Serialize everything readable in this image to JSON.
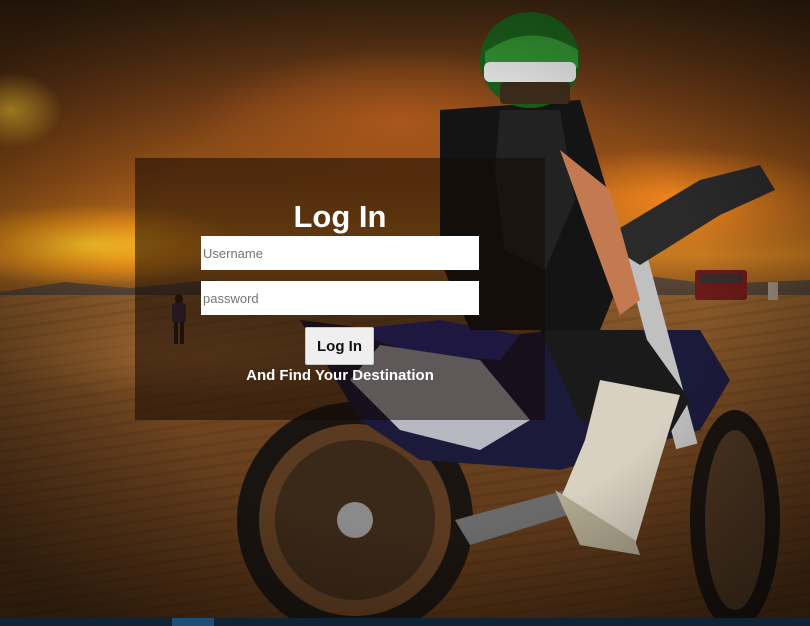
{
  "login": {
    "title": "Log In",
    "username_placeholder": "Username",
    "password_placeholder": "password",
    "username_value": "",
    "password_value": "",
    "button_label": "Log In",
    "tagline": "And Find Your Destination"
  },
  "colors": {
    "panel_overlay": "#140a04",
    "text": "#ffffff",
    "button_bg": "#efefef",
    "bottom_strip": "#0e2336",
    "bottom_strip_accent": "#1d4e7a"
  },
  "background": {
    "image": "sunset-dirt-bike-rider-photo"
  }
}
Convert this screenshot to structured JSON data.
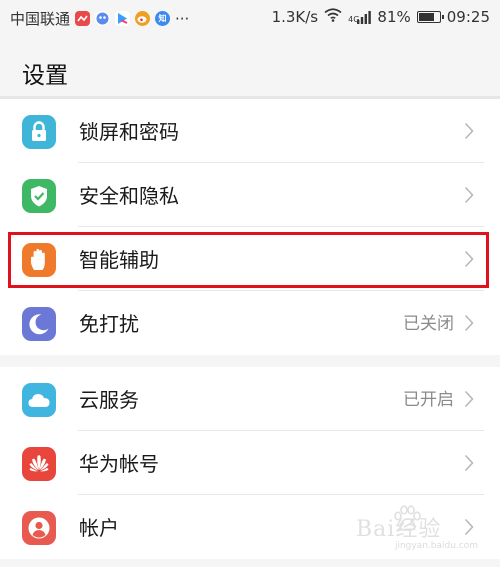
{
  "status_bar": {
    "carrier": "中国联通",
    "more_indicator": "···",
    "network_speed": "1.3K/s",
    "network_type": "4G",
    "battery_percent": "81%",
    "battery_level": 0.81,
    "time": "09:25",
    "notification_icons": [
      {
        "name": "messaging-app-icon",
        "color": "#e84a4a"
      },
      {
        "name": "game-app-icon",
        "color": "#5a8cf0"
      },
      {
        "name": "video-app-icon",
        "color": "#3aa0ff"
      },
      {
        "name": "weibo-icon",
        "color": "#f0a020"
      },
      {
        "name": "zhihu-icon",
        "color": "#3b8af0",
        "glyph": "知"
      }
    ]
  },
  "header": {
    "title": "设置"
  },
  "groups": [
    {
      "items": [
        {
          "label": "锁屏和密码",
          "value": "",
          "icon": "lock-icon",
          "color": "#3fb5d8"
        },
        {
          "label": "安全和隐私",
          "value": "",
          "icon": "shield-check-icon",
          "color": "#3fb866"
        },
        {
          "label": "智能辅助",
          "value": "",
          "icon": "hand-icon",
          "color": "#f07a2c",
          "highlighted": true
        },
        {
          "label": "免打扰",
          "value": "已关闭",
          "icon": "moon-icon",
          "color": "#6b78d6"
        }
      ]
    },
    {
      "items": [
        {
          "label": "云服务",
          "value": "已开启",
          "icon": "cloud-icon",
          "color": "#3fb5e0"
        },
        {
          "label": "华为帐号",
          "value": "",
          "icon": "huawei-logo-icon",
          "color": "#e8463c"
        },
        {
          "label": "帐户",
          "value": "",
          "icon": "user-icon",
          "color": "#e85a50"
        }
      ]
    }
  ],
  "watermark": {
    "text": "Bai经验",
    "sub": "jingyan.baidu.com"
  },
  "colors": {
    "highlight_border": "#e0121b",
    "background": "#f5f5f5",
    "row_background": "#ffffff",
    "secondary_text": "#8a8a8a"
  }
}
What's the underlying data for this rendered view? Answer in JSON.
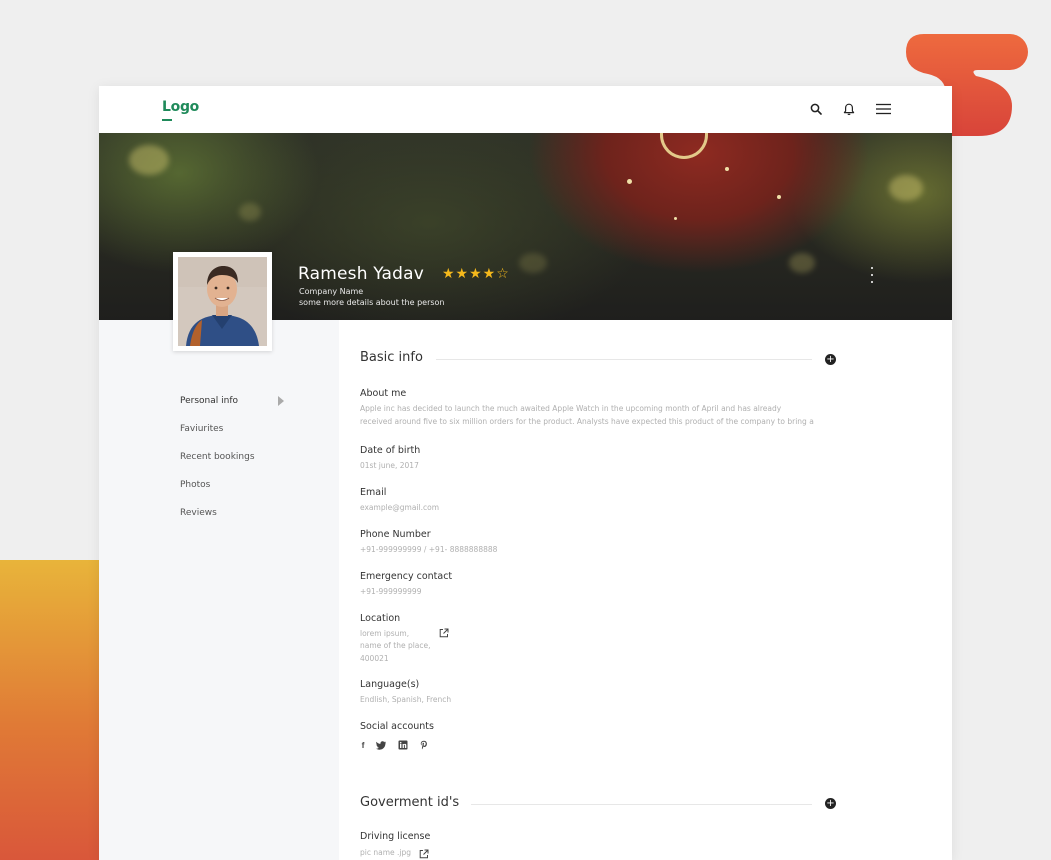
{
  "app": {
    "logo": "Logo"
  },
  "topbar": {
    "icons": [
      "search-icon",
      "bell-icon",
      "menu-icon"
    ]
  },
  "profile": {
    "name": "Ramesh Yadav",
    "rating": 4,
    "stars": "★★★★☆",
    "company": "Company Name",
    "details": "some more details about the person"
  },
  "sidebar": {
    "items": [
      {
        "label": "Personal info",
        "active": true
      },
      {
        "label": "Faviurites"
      },
      {
        "label": "Recent bookings"
      },
      {
        "label": "Photos"
      },
      {
        "label": "Reviews"
      }
    ]
  },
  "basic_info": {
    "title": "Basic info",
    "about_label": "About me",
    "about_line1": "Apple inc has decided to launch the much awaited Apple Watch in the upcoming month of April and has already",
    "about_line2": "received around five to six million orders for the product. Analysts have expected this product of the company to bring a",
    "dob_label": "Date of birth",
    "dob_value": "01st june, 2017",
    "email_label": "Email",
    "email_value": "example@gmail.com",
    "phone_label": "Phone Number",
    "phone_value": "+91-999999999 /  +91- 8888888888",
    "emergency_label": "Emergency contact",
    "emergency_value": "+91-999999999",
    "location_label": "Location",
    "location_line1": "lorem ipsum,",
    "location_line2": "name of the place,",
    "location_line3": "400021",
    "language_label": "Language(s)",
    "language_value": "Endlish, Spanish, French",
    "social_label": "Social accounts",
    "social_icons": [
      "facebook-icon",
      "twitter-icon",
      "linkedin-icon",
      "pinterest-icon"
    ]
  },
  "government_ids": {
    "title": "Goverment id's",
    "driving_label": "Driving license",
    "driving_value": "pic name .jpg"
  },
  "colors": {
    "brand": "#1f8a5a",
    "star": "#f5b91c",
    "accent_orange": "#e07a36",
    "accent_red": "#e0473a"
  }
}
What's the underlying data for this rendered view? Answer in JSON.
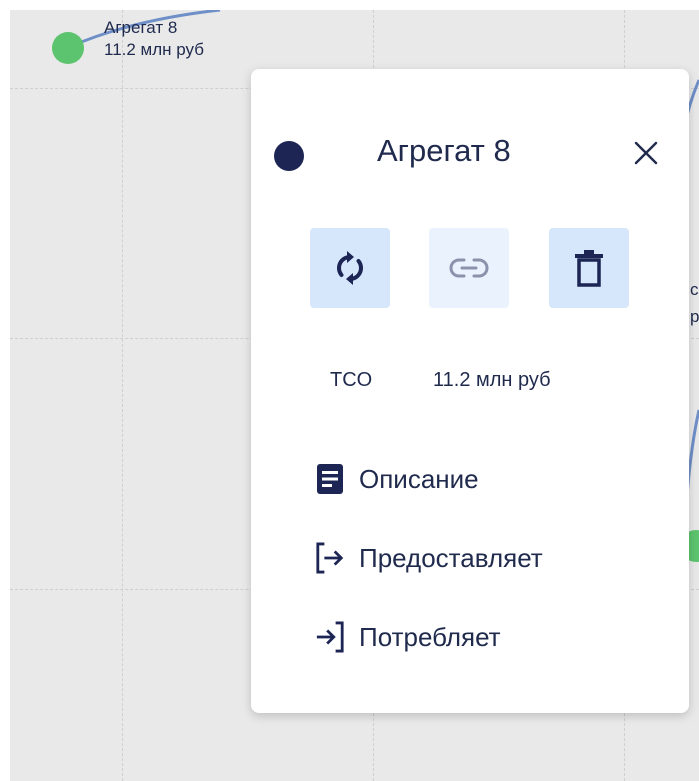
{
  "background_node": {
    "name": "Агрегат 8",
    "value": "11.2 млн руб"
  },
  "side_labels": [
    "с",
    "р"
  ],
  "popup": {
    "title": "Агрегат 8",
    "close_icon": "close-icon",
    "actions": [
      {
        "name": "refresh",
        "icon": "refresh-icon",
        "state": "active"
      },
      {
        "name": "link",
        "icon": "link-icon",
        "state": "disabled"
      },
      {
        "name": "delete",
        "icon": "trash-icon",
        "state": "active"
      }
    ],
    "tco_label": "TCO",
    "tco_value": "11.2 млн руб",
    "menu": [
      {
        "label": "Описание",
        "icon": "description-icon"
      },
      {
        "label": "Предоставляет",
        "icon": "provides-icon"
      },
      {
        "label": "Потребляет",
        "icon": "consumes-icon"
      }
    ]
  },
  "colors": {
    "canvas_background": "#e9e9e9",
    "node_green": "#5cc46e",
    "node_navy": "#1c2554",
    "text": "#1f2a4d",
    "edge_blue": "#6f8fc8",
    "button_active": "#d6e6fb",
    "button_disabled": "#eaf2fd"
  }
}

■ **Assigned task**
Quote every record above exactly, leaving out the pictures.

■ **Output**
Serialize everything readable in this image to JSON.
{
  "login": {
    "title": "Log In",
    "username_placeholder": "Username",
    "password_placeholder": "password",
    "username_value": "",
    "password_value": "",
    "button_label": "Log In",
    "tagline": "And Find Your Destination"
  },
  "colors": {
    "panel_overlay": "#140a04",
    "text": "#ffffff",
    "button_bg": "#efefef",
    "bottom_strip": "#0e2336",
    "bottom_strip_accent": "#1d4e7a"
  },
  "background": {
    "image": "sunset-dirt-bike-rider-photo"
  }
}
Convert this screenshot to structured JSON data.
{
  "status_bar": {
    "carrier": "中国联通",
    "more_indicator": "···",
    "network_speed": "1.3K/s",
    "network_type": "4G",
    "battery_percent": "81%",
    "battery_level": 0.81,
    "time": "09:25",
    "notification_icons": [
      {
        "name": "messaging-app-icon",
        "color": "#e84a4a"
      },
      {
        "name": "game-app-icon",
        "color": "#5a8cf0"
      },
      {
        "name": "video-app-icon",
        "color": "#3aa0ff"
      },
      {
        "name": "weibo-icon",
        "color": "#f0a020"
      },
      {
        "name": "zhihu-icon",
        "color": "#3b8af0",
        "glyph": "知"
      }
    ]
  },
  "header": {
    "title": "设置"
  },
  "groups": [
    {
      "items": [
        {
          "label": "锁屏和密码",
          "value": "",
          "icon": "lock-icon",
          "color": "#3fb5d8"
        },
        {
          "label": "安全和隐私",
          "value": "",
          "icon": "shield-check-icon",
          "color": "#3fb866"
        },
        {
          "label": "智能辅助",
          "value": "",
          "icon": "hand-icon",
          "color": "#f07a2c",
          "highlighted": true
        },
        {
          "label": "免打扰",
          "value": "已关闭",
          "icon": "moon-icon",
          "color": "#6b78d6"
        }
      ]
    },
    {
      "items": [
        {
          "label": "云服务",
          "value": "已开启",
          "icon": "cloud-icon",
          "color": "#3fb5e0"
        },
        {
          "label": "华为帐号",
          "value": "",
          "icon": "huawei-logo-icon",
          "color": "#e8463c"
        },
        {
          "label": "帐户",
          "value": "",
          "icon": "user-icon",
          "color": "#e85a50"
        }
      ]
    }
  ],
  "watermark": {
    "text": "Bai经验",
    "sub": "jingyan.baidu.com"
  },
  "colors": {
    "highlight_border": "#e0121b",
    "background": "#f5f5f5",
    "row_background": "#ffffff",
    "secondary_text": "#8a8a8a"
  }
}
What's the underlying data for this rendered view? Answer in JSON.
{
  "app": {
    "logo": "Logo"
  },
  "topbar": {
    "icons": [
      "search-icon",
      "bell-icon",
      "menu-icon"
    ]
  },
  "profile": {
    "name": "Ramesh Yadav",
    "rating": 4,
    "stars": "★★★★☆",
    "company": "Company Name",
    "details": "some more details about the person"
  },
  "sidebar": {
    "items": [
      {
        "label": "Personal info",
        "active": true
      },
      {
        "label": "Faviurites"
      },
      {
        "label": "Recent bookings"
      },
      {
        "label": "Photos"
      },
      {
        "label": "Reviews"
      }
    ]
  },
  "basic_info": {
    "title": "Basic info",
    "about_label": "About me",
    "about_line1": "Apple inc has decided to launch the much awaited Apple Watch in the upcoming month of April and has already",
    "about_line2": "received around five to six million orders for the product. Analysts have expected this product of the company to bring a",
    "dob_label": "Date of birth",
    "dob_value": "01st june, 2017",
    "email_label": "Email",
    "email_value": "example@gmail.com",
    "phone_label": "Phone Number",
    "phone_value": "+91-999999999 /  +91- 8888888888",
    "emergency_label": "Emergency contact",
    "emergency_value": "+91-999999999",
    "location_label": "Location",
    "location_line1": "lorem ipsum,",
    "location_line2": "name of the place,",
    "location_line3": "400021",
    "language_label": "Language(s)",
    "language_value": "Endlish, Spanish, French",
    "social_label": "Social accounts",
    "social_icons": [
      "facebook-icon",
      "twitter-icon",
      "linkedin-icon",
      "pinterest-icon"
    ]
  },
  "government_ids": {
    "title": "Goverment id's",
    "driving_label": "Driving license",
    "driving_value": "pic name .jpg"
  },
  "colors": {
    "brand": "#1f8a5a",
    "star": "#f5b91c",
    "accent_orange": "#e07a36",
    "accent_red": "#e0473a"
  }
}
What's the underlying data for this rendered view? Answer in JSON.
{
  "background_node": {
    "name": "Агрегат 8",
    "value": "11.2 млн руб"
  },
  "side_labels": [
    "с",
    "р"
  ],
  "popup": {
    "title": "Агрегат 8",
    "close_icon": "close-icon",
    "actions": [
      {
        "name": "refresh",
        "icon": "refresh-icon",
        "state": "active"
      },
      {
        "name": "link",
        "icon": "link-icon",
        "state": "disabled"
      },
      {
        "name": "delete",
        "icon": "trash-icon",
        "state": "active"
      }
    ],
    "tco_label": "TCO",
    "tco_value": "11.2 млн руб",
    "menu": [
      {
        "label": "Описание",
        "icon": "description-icon"
      },
      {
        "label": "Предоставляет",
        "icon": "provides-icon"
      },
      {
        "label": "Потребляет",
        "icon": "consumes-icon"
      }
    ]
  },
  "colors": {
    "canvas_background": "#e9e9e9",
    "node_green": "#5cc46e",
    "node_navy": "#1c2554",
    "text": "#1f2a4d",
    "edge_blue": "#6f8fc8",
    "button_active": "#d6e6fb",
    "button_disabled": "#eaf2fd"
  }
}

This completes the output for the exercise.